┌──

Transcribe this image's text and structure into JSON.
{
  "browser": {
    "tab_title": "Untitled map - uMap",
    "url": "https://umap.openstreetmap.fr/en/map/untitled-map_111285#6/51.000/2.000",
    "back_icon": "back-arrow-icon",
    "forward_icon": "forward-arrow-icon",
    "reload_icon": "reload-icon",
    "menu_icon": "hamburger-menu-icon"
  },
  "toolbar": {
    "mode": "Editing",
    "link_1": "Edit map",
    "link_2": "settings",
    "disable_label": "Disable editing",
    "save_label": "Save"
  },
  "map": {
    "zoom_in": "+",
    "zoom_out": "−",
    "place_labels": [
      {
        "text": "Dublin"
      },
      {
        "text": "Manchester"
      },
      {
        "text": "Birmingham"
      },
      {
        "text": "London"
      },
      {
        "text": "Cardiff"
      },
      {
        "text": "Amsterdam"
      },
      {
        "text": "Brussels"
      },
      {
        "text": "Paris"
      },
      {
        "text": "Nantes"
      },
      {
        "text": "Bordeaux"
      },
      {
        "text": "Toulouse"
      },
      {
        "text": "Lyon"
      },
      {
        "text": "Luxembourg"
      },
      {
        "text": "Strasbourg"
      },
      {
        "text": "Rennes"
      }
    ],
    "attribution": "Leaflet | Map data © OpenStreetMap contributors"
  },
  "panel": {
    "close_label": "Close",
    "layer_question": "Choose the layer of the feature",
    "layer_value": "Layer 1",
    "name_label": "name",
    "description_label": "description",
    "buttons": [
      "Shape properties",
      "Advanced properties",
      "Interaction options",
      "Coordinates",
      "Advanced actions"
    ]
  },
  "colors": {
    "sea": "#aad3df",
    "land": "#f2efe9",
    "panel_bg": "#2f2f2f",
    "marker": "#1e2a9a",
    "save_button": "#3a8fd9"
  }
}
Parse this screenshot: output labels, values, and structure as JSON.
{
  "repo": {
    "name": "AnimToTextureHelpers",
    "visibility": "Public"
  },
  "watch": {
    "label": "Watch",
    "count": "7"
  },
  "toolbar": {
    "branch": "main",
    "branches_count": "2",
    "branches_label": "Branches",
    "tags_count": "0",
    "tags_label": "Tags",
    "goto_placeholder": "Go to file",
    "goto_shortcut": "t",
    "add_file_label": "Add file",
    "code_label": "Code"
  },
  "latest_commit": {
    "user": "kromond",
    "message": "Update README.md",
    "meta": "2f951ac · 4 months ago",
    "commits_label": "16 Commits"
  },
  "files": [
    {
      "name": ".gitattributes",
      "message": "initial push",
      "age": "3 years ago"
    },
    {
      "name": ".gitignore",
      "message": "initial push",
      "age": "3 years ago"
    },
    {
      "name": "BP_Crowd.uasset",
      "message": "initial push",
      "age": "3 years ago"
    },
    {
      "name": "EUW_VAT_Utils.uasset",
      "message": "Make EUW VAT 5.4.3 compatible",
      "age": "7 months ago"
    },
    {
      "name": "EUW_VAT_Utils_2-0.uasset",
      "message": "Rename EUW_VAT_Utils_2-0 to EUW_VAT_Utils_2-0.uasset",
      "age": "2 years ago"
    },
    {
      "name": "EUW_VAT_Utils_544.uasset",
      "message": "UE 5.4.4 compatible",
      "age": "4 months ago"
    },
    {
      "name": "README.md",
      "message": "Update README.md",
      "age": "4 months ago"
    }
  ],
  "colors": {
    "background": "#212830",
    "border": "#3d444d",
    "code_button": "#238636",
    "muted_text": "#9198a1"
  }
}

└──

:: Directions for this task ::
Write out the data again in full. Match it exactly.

:: Response area ::
Transcribe this image's text and structure into JSON.
{
  "browser": {
    "tab_title": "Untitled map - uMap",
    "url": "https://umap.openstreetmap.fr/en/map/untitled-map_111285#6/51.000/2.000",
    "back_icon": "back-arrow-icon",
    "forward_icon": "forward-arrow-icon",
    "reload_icon": "reload-icon",
    "menu_icon": "hamburger-menu-icon"
  },
  "toolbar": {
    "mode": "Editing",
    "link_1": "Edit map",
    "link_2": "settings",
    "disable_label": "Disable editing",
    "save_label": "Save"
  },
  "map": {
    "zoom_in": "+",
    "zoom_out": "−",
    "place_labels": [
      {
        "text": "Dublin"
      },
      {
        "text": "Manchester"
      },
      {
        "text": "Birmingham"
      },
      {
        "text": "London"
      },
      {
        "text": "Cardiff"
      },
      {
        "text": "Amsterdam"
      },
      {
        "text": "Brussels"
      },
      {
        "text": "Paris"
      },
      {
        "text": "Nantes"
      },
      {
        "text": "Bordeaux"
      },
      {
        "text": "Toulouse"
      },
      {
        "text": "Lyon"
      },
      {
        "text": "Luxembourg"
      },
      {
        "text": "Strasbourg"
      },
      {
        "text": "Rennes"
      }
    ],
    "attribution": "Leaflet | Map data © OpenStreetMap contributors"
  },
  "panel": {
    "close_label": "Close",
    "layer_question": "Choose the layer of the feature",
    "layer_value": "Layer 1",
    "name_label": "name",
    "description_label": "description",
    "buttons": [
      "Shape properties",
      "Advanced properties",
      "Interaction options",
      "Coordinates",
      "Advanced actions"
    ]
  },
  "colors": {
    "sea": "#aad3df",
    "land": "#f2efe9",
    "panel_bg": "#2f2f2f",
    "marker": "#1e2a9a",
    "save_button": "#3a8fd9"
  }
}
Parse this screenshot: output labels, values, and structure as JSON.
{
  "repo": {
    "name": "AnimToTextureHelpers",
    "visibility": "Public"
  },
  "watch": {
    "label": "Watch",
    "count": "7"
  },
  "toolbar": {
    "branch": "main",
    "branches_count": "2",
    "branches_label": "Branches",
    "tags_count": "0",
    "tags_label": "Tags",
    "goto_placeholder": "Go to file",
    "goto_shortcut": "t",
    "add_file_label": "Add file",
    "code_label": "Code"
  },
  "latest_commit": {
    "user": "kromond",
    "message": "Update README.md",
    "meta": "2f951ac · 4 months ago",
    "commits_label": "16 Commits"
  },
  "files": [
    {
      "name": ".gitattributes",
      "message": "initial push",
      "age": "3 years ago"
    },
    {
      "name": ".gitignore",
      "message": "initial push",
      "age": "3 years ago"
    },
    {
      "name": "BP_Crowd.uasset",
      "message": "initial push",
      "age": "3 years ago"
    },
    {
      "name": "EUW_VAT_Utils.uasset",
      "message": "Make EUW VAT 5.4.3 compatible",
      "age": "7 months ago"
    },
    {
      "name": "EUW_VAT_Utils_2-0.uasset",
      "message": "Rename EUW_VAT_Utils_2-0 to EUW_VAT_Utils_2-0.uasset",
      "age": "2 years ago"
    },
    {
      "name": "EUW_VAT_Utils_544.uasset",
      "message": "UE 5.4.4 compatible",
      "age": "4 months ago"
    },
    {
      "name": "README.md",
      "message": "Update README.md",
      "age": "4 months ago"
    }
  ],
  "colors": {
    "background": "#212830",
    "border": "#3d444d",
    "code_button": "#238636",
    "muted_text": "#9198a1"
  }
}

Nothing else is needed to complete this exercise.